Data under study: Begin

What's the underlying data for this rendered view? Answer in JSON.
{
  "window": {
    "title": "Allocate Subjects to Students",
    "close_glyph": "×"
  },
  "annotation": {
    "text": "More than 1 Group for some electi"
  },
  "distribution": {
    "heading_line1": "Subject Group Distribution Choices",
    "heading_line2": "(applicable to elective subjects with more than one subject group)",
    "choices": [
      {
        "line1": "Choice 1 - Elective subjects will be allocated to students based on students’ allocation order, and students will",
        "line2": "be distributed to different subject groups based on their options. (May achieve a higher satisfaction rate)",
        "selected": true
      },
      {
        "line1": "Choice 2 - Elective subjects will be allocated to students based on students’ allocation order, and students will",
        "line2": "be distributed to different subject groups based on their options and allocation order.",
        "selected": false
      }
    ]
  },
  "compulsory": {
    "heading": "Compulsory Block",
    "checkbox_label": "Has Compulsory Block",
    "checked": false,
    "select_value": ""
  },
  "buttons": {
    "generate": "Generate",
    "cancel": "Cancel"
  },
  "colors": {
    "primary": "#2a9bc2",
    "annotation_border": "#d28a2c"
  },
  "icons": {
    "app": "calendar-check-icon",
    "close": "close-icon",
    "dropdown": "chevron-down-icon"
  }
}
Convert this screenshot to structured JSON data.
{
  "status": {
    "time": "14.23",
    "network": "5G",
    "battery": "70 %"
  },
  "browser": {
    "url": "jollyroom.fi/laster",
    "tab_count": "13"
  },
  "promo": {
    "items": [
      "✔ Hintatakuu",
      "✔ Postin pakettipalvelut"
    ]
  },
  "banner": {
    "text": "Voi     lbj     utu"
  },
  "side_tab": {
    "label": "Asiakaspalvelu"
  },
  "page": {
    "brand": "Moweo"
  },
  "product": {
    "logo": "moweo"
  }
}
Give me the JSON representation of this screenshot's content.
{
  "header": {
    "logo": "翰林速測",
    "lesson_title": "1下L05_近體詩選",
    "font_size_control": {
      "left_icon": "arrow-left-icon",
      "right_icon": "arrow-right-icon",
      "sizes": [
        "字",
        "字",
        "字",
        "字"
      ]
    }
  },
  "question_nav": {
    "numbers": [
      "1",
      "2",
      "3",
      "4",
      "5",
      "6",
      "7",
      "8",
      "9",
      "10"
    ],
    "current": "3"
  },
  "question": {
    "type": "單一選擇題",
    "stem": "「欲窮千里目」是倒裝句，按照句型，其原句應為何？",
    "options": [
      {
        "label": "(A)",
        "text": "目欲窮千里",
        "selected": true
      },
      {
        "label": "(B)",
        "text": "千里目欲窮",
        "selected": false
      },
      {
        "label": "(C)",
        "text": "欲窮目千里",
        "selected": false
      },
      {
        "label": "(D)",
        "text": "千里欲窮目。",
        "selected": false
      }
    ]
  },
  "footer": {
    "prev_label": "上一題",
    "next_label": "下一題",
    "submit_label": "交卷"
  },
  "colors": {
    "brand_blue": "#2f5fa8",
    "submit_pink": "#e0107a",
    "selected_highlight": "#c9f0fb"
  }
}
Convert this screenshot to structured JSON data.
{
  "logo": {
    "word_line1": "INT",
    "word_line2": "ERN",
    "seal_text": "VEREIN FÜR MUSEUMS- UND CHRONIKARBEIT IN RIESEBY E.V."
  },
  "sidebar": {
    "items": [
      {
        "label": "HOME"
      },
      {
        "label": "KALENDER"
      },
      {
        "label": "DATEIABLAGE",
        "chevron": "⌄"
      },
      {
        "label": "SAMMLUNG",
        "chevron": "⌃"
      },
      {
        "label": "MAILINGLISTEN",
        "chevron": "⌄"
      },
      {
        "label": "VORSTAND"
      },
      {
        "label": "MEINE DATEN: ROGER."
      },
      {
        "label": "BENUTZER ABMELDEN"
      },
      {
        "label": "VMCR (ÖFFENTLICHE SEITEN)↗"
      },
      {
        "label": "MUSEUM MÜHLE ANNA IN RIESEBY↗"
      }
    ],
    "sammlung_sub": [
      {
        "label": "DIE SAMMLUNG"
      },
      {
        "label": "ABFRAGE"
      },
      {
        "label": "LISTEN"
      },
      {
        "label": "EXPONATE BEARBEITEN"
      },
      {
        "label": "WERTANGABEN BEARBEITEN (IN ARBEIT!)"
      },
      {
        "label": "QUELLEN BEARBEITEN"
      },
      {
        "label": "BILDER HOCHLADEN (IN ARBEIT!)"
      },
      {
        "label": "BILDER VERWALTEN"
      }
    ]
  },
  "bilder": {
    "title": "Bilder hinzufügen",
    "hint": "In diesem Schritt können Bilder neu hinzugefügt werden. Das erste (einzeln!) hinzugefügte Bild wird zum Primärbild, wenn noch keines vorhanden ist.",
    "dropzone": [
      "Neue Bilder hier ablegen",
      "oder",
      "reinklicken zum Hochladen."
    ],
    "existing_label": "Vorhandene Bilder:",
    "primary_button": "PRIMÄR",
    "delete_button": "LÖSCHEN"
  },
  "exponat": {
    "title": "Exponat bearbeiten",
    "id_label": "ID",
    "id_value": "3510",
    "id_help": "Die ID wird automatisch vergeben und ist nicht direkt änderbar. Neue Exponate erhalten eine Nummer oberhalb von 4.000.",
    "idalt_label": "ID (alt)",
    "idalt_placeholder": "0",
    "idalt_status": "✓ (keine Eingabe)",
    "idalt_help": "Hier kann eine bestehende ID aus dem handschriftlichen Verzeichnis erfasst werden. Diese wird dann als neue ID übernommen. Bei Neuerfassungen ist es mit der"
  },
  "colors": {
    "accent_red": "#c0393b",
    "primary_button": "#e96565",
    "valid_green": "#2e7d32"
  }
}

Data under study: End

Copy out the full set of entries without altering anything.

What's the underlying data for this rendered view? Answer in JSON.
{
  "window": {
    "title": "Allocate Subjects to Students",
    "close_glyph": "×"
  },
  "annotation": {
    "text": "More than 1 Group for some electi"
  },
  "distribution": {
    "heading_line1": "Subject Group Distribution Choices",
    "heading_line2": "(applicable to elective subjects with more than one subject group)",
    "choices": [
      {
        "line1": "Choice 1 - Elective subjects will be allocated to students based on students’ allocation order, and students will",
        "line2": "be distributed to different subject groups based on their options. (May achieve a higher satisfaction rate)",
        "selected": true
      },
      {
        "line1": "Choice 2 - Elective subjects will be allocated to students based on students’ allocation order, and students will",
        "line2": "be distributed to different subject groups based on their options and allocation order.",
        "selected": false
      }
    ]
  },
  "compulsory": {
    "heading": "Compulsory Block",
    "checkbox_label": "Has Compulsory Block",
    "checked": false,
    "select_value": ""
  },
  "buttons": {
    "generate": "Generate",
    "cancel": "Cancel"
  },
  "colors": {
    "primary": "#2a9bc2",
    "annotation_border": "#d28a2c"
  },
  "icons": {
    "app": "calendar-check-icon",
    "close": "close-icon",
    "dropdown": "chevron-down-icon"
  }
}
Convert this screenshot to structured JSON data.
{
  "status": {
    "time": "14.23",
    "network": "5G",
    "battery": "70 %"
  },
  "browser": {
    "url": "jollyroom.fi/laster",
    "tab_count": "13"
  },
  "promo": {
    "items": [
      "✔ Hintatakuu",
      "✔ Postin pakettipalvelut"
    ]
  },
  "banner": {
    "text": "Voi     lbj     utu"
  },
  "side_tab": {
    "label": "Asiakaspalvelu"
  },
  "page": {
    "brand": "Moweo"
  },
  "product": {
    "logo": "moweo"
  }
}
Give me the JSON representation of this screenshot's content.
{
  "header": {
    "logo": "翰林速測",
    "lesson_title": "1下L05_近體詩選",
    "font_size_control": {
      "left_icon": "arrow-left-icon",
      "right_icon": "arrow-right-icon",
      "sizes": [
        "字",
        "字",
        "字",
        "字"
      ]
    }
  },
  "question_nav": {
    "numbers": [
      "1",
      "2",
      "3",
      "4",
      "5",
      "6",
      "7",
      "8",
      "9",
      "10"
    ],
    "current": "3"
  },
  "question": {
    "type": "單一選擇題",
    "stem": "「欲窮千里目」是倒裝句，按照句型，其原句應為何？",
    "options": [
      {
        "label": "(A)",
        "text": "目欲窮千里",
        "selected": true
      },
      {
        "label": "(B)",
        "text": "千里目欲窮",
        "selected": false
      },
      {
        "label": "(C)",
        "text": "欲窮目千里",
        "selected": false
      },
      {
        "label": "(D)",
        "text": "千里欲窮目。",
        "selected": false
      }
    ]
  },
  "footer": {
    "prev_label": "上一題",
    "next_label": "下一題",
    "submit_label": "交卷"
  },
  "colors": {
    "brand_blue": "#2f5fa8",
    "submit_pink": "#e0107a",
    "selected_highlight": "#c9f0fb"
  }
}
Convert this screenshot to structured JSON data.
{
  "logo": {
    "word_line1": "INT",
    "word_line2": "ERN",
    "seal_text": "VEREIN FÜR MUSEUMS- UND CHRONIKARBEIT IN RIESEBY E.V."
  },
  "sidebar": {
    "items": [
      {
        "label": "HOME"
      },
      {
        "label": "KALENDER"
      },
      {
        "label": "DATEIABLAGE",
        "chevron": "⌄"
      },
      {
        "label": "SAMMLUNG",
        "chevron": "⌃"
      },
      {
        "label": "MAILINGLISTEN",
        "chevron": "⌄"
      },
      {
        "label": "VORSTAND"
      },
      {
        "label": "MEINE DATEN: ROGER."
      },
      {
        "label": "BENUTZER ABMELDEN"
      },
      {
        "label": "VMCR (ÖFFENTLICHE SEITEN)↗"
      },
      {
        "label": "MUSEUM MÜHLE ANNA IN RIESEBY↗"
      }
    ],
    "sammlung_sub": [
      {
        "label": "DIE SAMMLUNG"
      },
      {
        "label": "ABFRAGE"
      },
      {
        "label": "LISTEN"
      },
      {
        "label": "EXPONATE BEARBEITEN"
      },
      {
        "label": "WERTANGABEN BEARBEITEN (IN ARBEIT!)"
      },
      {
        "label": "QUELLEN BEARBEITEN"
      },
      {
        "label": "BILDER HOCHLADEN (IN ARBEIT!)"
      },
      {
        "label": "BILDER VERWALTEN"
      }
    ]
  },
  "bilder": {
    "title": "Bilder hinzufügen",
    "hint": "In diesem Schritt können Bilder neu hinzugefügt werden. Das erste (einzeln!) hinzugefügte Bild wird zum Primärbild, wenn noch keines vorhanden ist.",
    "dropzone": [
      "Neue Bilder hier ablegen",
      "oder",
      "reinklicken zum Hochladen."
    ],
    "existing_label": "Vorhandene Bilder:",
    "primary_button": "PRIMÄR",
    "delete_button": "LÖSCHEN"
  },
  "exponat": {
    "title": "Exponat bearbeiten",
    "id_label": "ID",
    "id_value": "3510",
    "id_help": "Die ID wird automatisch vergeben und ist nicht direkt änderbar. Neue Exponate erhalten eine Nummer oberhalb von 4.000.",
    "idalt_label": "ID (alt)",
    "idalt_placeholder": "0",
    "idalt_status": "✓ (keine Eingabe)",
    "idalt_help": "Hier kann eine bestehende ID aus dem handschriftlichen Verzeichnis erfasst werden. Diese wird dann als neue ID übernommen. Bei Neuerfassungen ist es mit der"
  },
  "colors": {
    "accent_red": "#c0393b",
    "primary_button": "#e96565",
    "valid_green": "#2e7d32"
  }
}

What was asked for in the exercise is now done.